In the new study, funded by the Cherry Marketing Institute, scientists from Louisiana State University gave half of their volunteers tart cherry juice twice a day—morning and night—for two weeks, while the other half drank a cherry-flavored placebo liquid; then, for another two weeks, the groups switched. When the volunteers were drinking the real cherry juice, they slept about 85 minutes longer per night—a significant improvement for people experiencing chronic sleep problems. 

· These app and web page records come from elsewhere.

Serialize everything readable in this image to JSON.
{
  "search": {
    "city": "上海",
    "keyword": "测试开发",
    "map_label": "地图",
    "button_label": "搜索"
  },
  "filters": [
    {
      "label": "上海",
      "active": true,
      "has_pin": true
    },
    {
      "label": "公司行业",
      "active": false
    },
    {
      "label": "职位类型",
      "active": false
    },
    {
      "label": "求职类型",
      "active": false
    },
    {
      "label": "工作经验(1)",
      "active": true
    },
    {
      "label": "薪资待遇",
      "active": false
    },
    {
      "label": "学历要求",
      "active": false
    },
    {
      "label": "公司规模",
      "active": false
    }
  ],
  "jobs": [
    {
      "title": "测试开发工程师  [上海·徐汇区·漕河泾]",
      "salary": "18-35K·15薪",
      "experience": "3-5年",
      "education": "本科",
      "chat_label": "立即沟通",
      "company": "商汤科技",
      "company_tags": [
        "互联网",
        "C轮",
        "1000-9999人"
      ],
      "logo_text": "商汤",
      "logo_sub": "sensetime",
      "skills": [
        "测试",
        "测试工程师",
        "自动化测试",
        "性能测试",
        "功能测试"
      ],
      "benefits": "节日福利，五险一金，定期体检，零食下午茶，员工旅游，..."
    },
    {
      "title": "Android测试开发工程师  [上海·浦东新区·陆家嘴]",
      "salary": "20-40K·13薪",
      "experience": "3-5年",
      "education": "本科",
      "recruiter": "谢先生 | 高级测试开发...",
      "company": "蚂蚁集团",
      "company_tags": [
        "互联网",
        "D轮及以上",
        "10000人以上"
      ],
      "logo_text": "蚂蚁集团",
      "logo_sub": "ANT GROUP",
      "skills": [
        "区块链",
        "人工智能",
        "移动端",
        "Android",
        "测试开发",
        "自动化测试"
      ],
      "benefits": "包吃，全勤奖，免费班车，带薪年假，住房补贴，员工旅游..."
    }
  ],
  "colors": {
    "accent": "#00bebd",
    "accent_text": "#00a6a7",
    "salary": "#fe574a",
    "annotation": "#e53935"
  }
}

“The mechanism that we discovered was responsible for better sleep is the same mechanism that’s responsible for reducing muscle soreness,” says lead author Frank Greenway, MD. The juice inhibits an enzyme known as IDO, he explains, which in turn increases tryptophan (an amino acid that promotes sleep) and decreases the presence of prostaglandins (chemicals that contribute to inflammation and pain). Tart cherries have also been shown to contain natural melatonin, another potential sleep promoter.

Don’t worry about cherry juice making you groggy, though: Sipping it during the day didn’t make any study participants feel tired afterward. “It was interesting how no one complained about that,” says Greenway. “It was just that when they eventually did lie down to go to bed, they fell asleep faster and slept better.”

Greenway’s study was done on adults 65 and older, a population that often suffers from sleep problems. And although he hasn’t tested cherry juice’s effect on younger insomniacs, he says there’s no reason to think it wouldn’t work the same way for all age groups. 

Bottom line: “Everyone functions better with proper sleep, and if by the same mechanism you can reduce inflammation as well, that’s even better,” says Greenway, who recommends drinking one to two cups a day for best results. Keep in mind, though, that cherry juice (even the tart stuff) contains about 130 calories per 8-ounce glass—so make sure it fits into your daily nutrition plan, and don’t overdo it.